- [Requirement] Below are some entries; reproduce them exactly and leave every picture out.

Saved entries
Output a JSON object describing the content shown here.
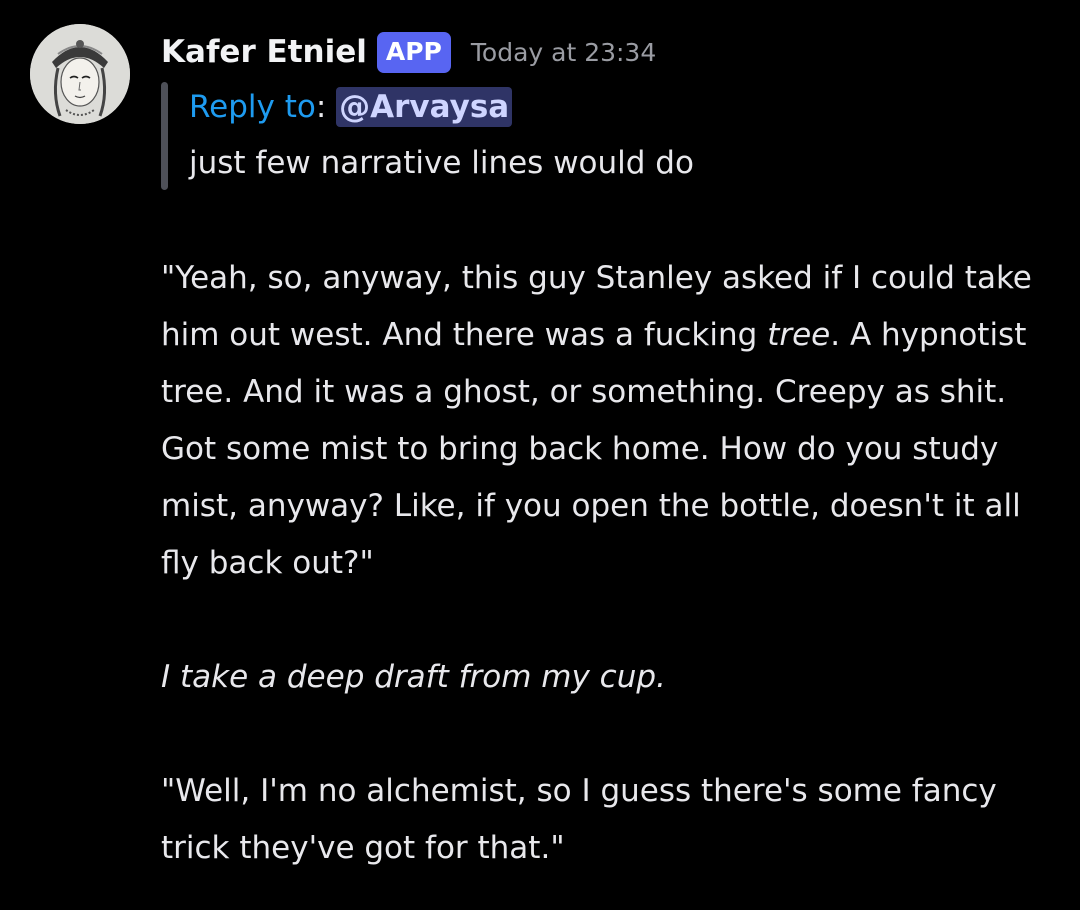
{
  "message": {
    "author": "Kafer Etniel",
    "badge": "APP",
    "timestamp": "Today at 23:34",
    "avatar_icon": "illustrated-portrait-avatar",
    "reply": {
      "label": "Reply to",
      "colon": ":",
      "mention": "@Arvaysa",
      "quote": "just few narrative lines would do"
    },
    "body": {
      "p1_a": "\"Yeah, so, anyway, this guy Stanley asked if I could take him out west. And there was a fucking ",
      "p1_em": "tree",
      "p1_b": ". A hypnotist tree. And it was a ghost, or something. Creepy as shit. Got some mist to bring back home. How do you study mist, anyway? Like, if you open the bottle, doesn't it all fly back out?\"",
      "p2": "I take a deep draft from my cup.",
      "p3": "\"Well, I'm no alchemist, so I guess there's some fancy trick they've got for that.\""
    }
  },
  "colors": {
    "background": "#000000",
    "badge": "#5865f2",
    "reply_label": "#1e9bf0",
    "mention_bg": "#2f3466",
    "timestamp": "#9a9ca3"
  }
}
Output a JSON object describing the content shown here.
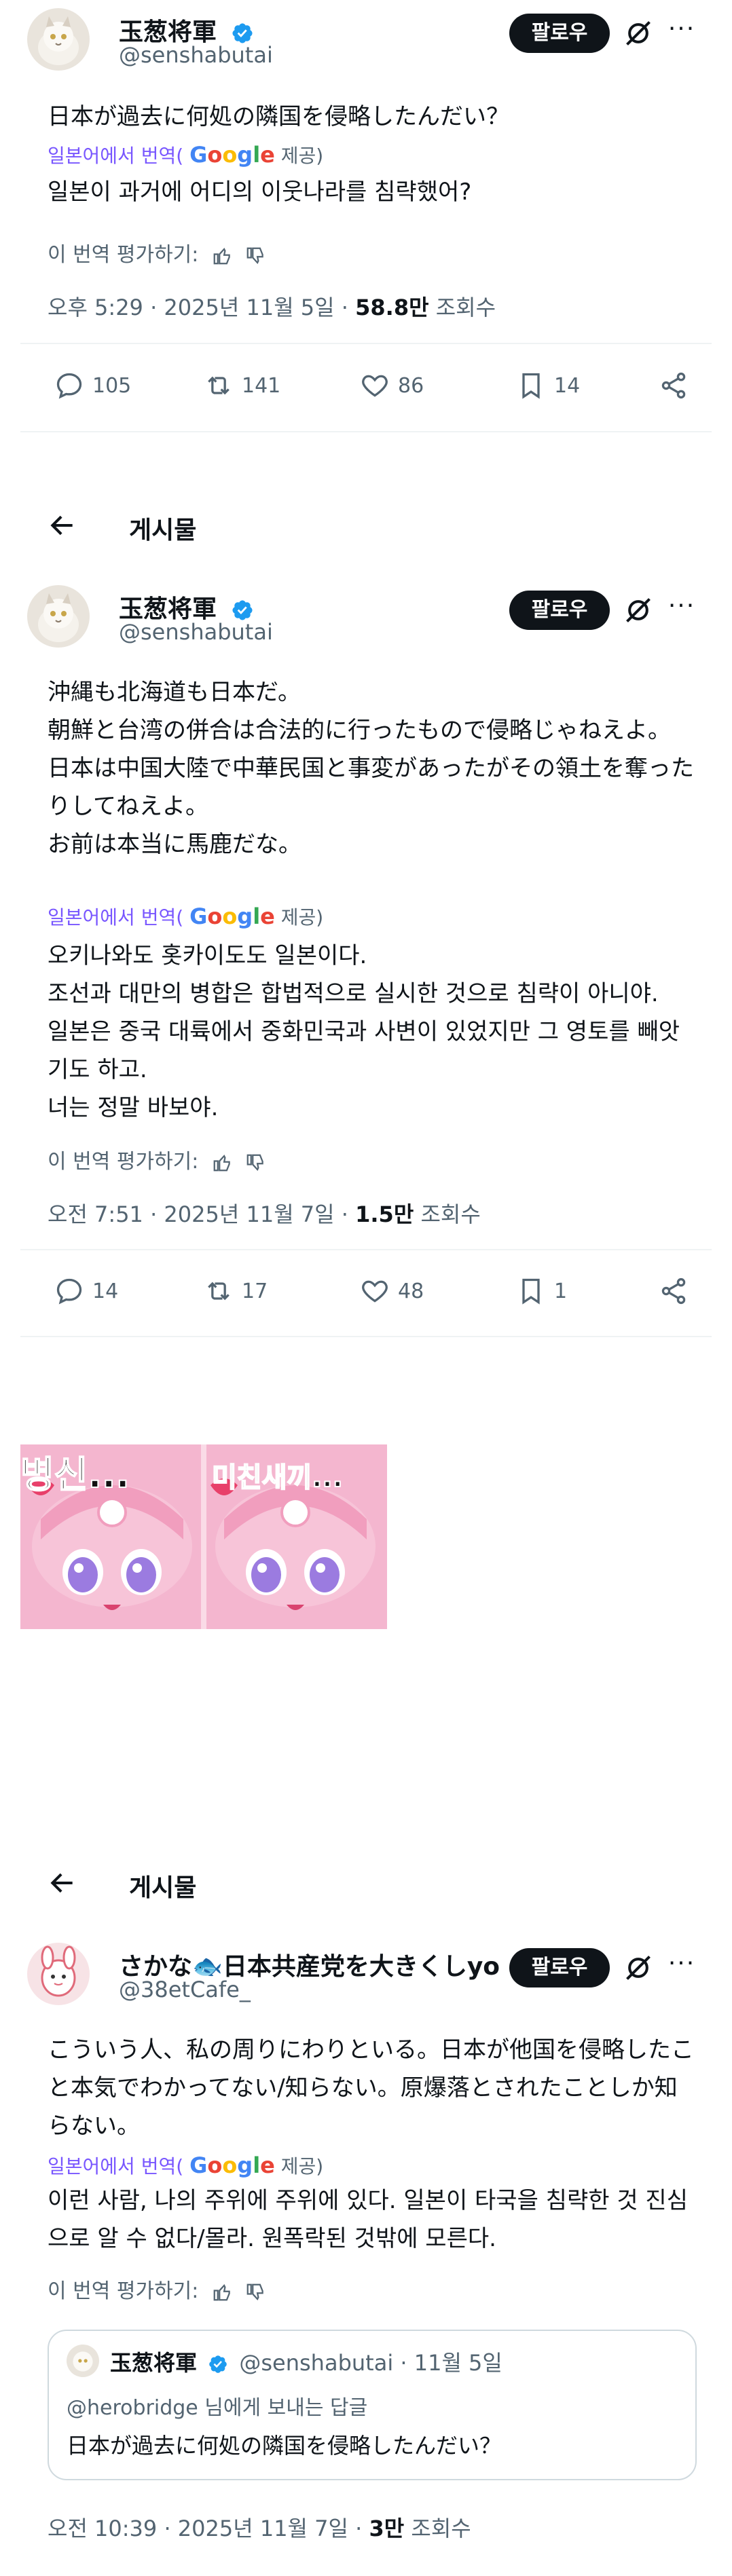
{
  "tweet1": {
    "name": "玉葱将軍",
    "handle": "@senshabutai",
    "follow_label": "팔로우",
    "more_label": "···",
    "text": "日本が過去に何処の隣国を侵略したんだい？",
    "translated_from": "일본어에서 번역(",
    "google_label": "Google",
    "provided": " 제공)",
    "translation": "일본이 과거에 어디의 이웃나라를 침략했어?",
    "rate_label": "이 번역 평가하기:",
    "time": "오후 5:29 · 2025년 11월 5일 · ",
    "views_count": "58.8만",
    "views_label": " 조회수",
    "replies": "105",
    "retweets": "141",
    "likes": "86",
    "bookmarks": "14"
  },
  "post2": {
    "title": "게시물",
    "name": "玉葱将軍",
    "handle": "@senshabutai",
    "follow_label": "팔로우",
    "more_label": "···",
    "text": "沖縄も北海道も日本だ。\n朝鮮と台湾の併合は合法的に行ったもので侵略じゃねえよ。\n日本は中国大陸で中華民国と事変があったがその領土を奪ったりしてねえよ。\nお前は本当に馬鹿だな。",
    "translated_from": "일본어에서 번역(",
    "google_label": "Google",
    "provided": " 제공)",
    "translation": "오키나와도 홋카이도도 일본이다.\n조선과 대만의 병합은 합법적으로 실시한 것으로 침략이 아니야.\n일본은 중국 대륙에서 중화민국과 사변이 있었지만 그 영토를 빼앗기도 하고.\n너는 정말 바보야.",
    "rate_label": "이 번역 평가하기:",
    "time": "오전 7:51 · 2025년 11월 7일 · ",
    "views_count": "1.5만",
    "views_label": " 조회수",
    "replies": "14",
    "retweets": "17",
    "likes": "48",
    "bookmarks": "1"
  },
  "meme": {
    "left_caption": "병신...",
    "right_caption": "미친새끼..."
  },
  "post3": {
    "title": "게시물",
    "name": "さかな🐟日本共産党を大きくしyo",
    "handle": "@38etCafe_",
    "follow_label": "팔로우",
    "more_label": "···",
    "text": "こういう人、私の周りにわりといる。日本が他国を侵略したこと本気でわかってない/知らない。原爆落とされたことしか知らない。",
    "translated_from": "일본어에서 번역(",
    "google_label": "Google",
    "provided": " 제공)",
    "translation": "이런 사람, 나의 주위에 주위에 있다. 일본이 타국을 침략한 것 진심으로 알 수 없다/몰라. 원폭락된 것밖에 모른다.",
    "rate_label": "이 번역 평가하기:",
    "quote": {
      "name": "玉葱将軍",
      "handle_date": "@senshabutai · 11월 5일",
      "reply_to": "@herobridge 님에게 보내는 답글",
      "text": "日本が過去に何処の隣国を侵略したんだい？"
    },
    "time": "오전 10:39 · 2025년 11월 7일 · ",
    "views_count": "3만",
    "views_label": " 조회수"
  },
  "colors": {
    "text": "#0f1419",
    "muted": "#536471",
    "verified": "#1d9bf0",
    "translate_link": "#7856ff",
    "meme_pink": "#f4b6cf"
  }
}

- [Exercise solution]
Output a JSON object describing the content shown here.
{
  "message": {
    "author": "Kafer Etniel",
    "badge": "APP",
    "timestamp": "Today at 23:34",
    "avatar_icon": "illustrated-portrait-avatar",
    "reply": {
      "label": "Reply to",
      "colon": ":",
      "mention": "@Arvaysa",
      "quote": "just few narrative lines would do"
    },
    "body": {
      "p1_a": "\"Yeah, so, anyway, this guy Stanley asked if I could take him out west. And there was a fucking ",
      "p1_em": "tree",
      "p1_b": ". A hypnotist tree. And it was a ghost, or something. Creepy as shit. Got some mist to bring back home. How do you study mist, anyway? Like, if you open the bottle, doesn't it all fly back out?\"",
      "p2": "I take a deep draft from my cup.",
      "p3": "\"Well, I'm no alchemist, so I guess there's some fancy trick they've got for that.\""
    }
  },
  "colors": {
    "background": "#000000",
    "badge": "#5865f2",
    "reply_label": "#1e9bf0",
    "mention_bg": "#2f3466",
    "timestamp": "#9a9ca3"
  }
}
Output a JSON object describing the content shown here.
{
  "tweet1": {
    "name": "玉葱将軍",
    "handle": "@senshabutai",
    "follow_label": "팔로우",
    "more_label": "···",
    "text": "日本が過去に何処の隣国を侵略したんだい？",
    "translated_from": "일본어에서 번역(",
    "google_label": "Google",
    "provided": " 제공)",
    "translation": "일본이 과거에 어디의 이웃나라를 침략했어?",
    "rate_label": "이 번역 평가하기:",
    "time": "오후 5:29 · 2025년 11월 5일 · ",
    "views_count": "58.8만",
    "views_label": " 조회수",
    "replies": "105",
    "retweets": "141",
    "likes": "86",
    "bookmarks": "14"
  },
  "post2": {
    "title": "게시물",
    "name": "玉葱将軍",
    "handle": "@senshabutai",
    "follow_label": "팔로우",
    "more_label": "···",
    "text": "沖縄も北海道も日本だ。\n朝鮮と台湾の併合は合法的に行ったもので侵略じゃねえよ。\n日本は中国大陸で中華民国と事変があったがその領土を奪ったりしてねえよ。\nお前は本当に馬鹿だな。",
    "translated_from": "일본어에서 번역(",
    "google_label": "Google",
    "provided": " 제공)",
    "translation": "오키나와도 홋카이도도 일본이다.\n조선과 대만의 병합은 합법적으로 실시한 것으로 침략이 아니야.\n일본은 중국 대륙에서 중화민국과 사변이 있었지만 그 영토를 빼앗기도 하고.\n너는 정말 바보야.",
    "rate_label": "이 번역 평가하기:",
    "time": "오전 7:51 · 2025년 11월 7일 · ",
    "views_count": "1.5만",
    "views_label": " 조회수",
    "replies": "14",
    "retweets": "17",
    "likes": "48",
    "bookmarks": "1"
  },
  "meme": {
    "left_caption": "병신...",
    "right_caption": "미친새끼..."
  },
  "post3": {
    "title": "게시물",
    "name": "さかな🐟日本共産党を大きくしyo",
    "handle": "@38etCafe_",
    "follow_label": "팔로우",
    "more_label": "···",
    "text": "こういう人、私の周りにわりといる。日本が他国を侵略したこと本気でわかってない/知らない。原爆落とされたことしか知らない。",
    "translated_from": "일본어에서 번역(",
    "google_label": "Google",
    "provided": " 제공)",
    "translation": "이런 사람, 나의 주위에 주위에 있다. 일본이 타국을 침략한 것 진심으로 알 수 없다/몰라. 원폭락된 것밖에 모른다.",
    "rate_label": "이 번역 평가하기:",
    "quote": {
      "name": "玉葱将軍",
      "handle_date": "@senshabutai · 11월 5일",
      "reply_to": "@herobridge 님에게 보내는 답글",
      "text": "日本が過去に何処の隣国を侵略したんだい？"
    },
    "time": "오전 10:39 · 2025년 11월 7일 · ",
    "views_count": "3만",
    "views_label": " 조회수"
  },
  "colors": {
    "text": "#0f1419",
    "muted": "#536471",
    "verified": "#1d9bf0",
    "translate_link": "#7856ff",
    "meme_pink": "#f4b6cf"
  }
}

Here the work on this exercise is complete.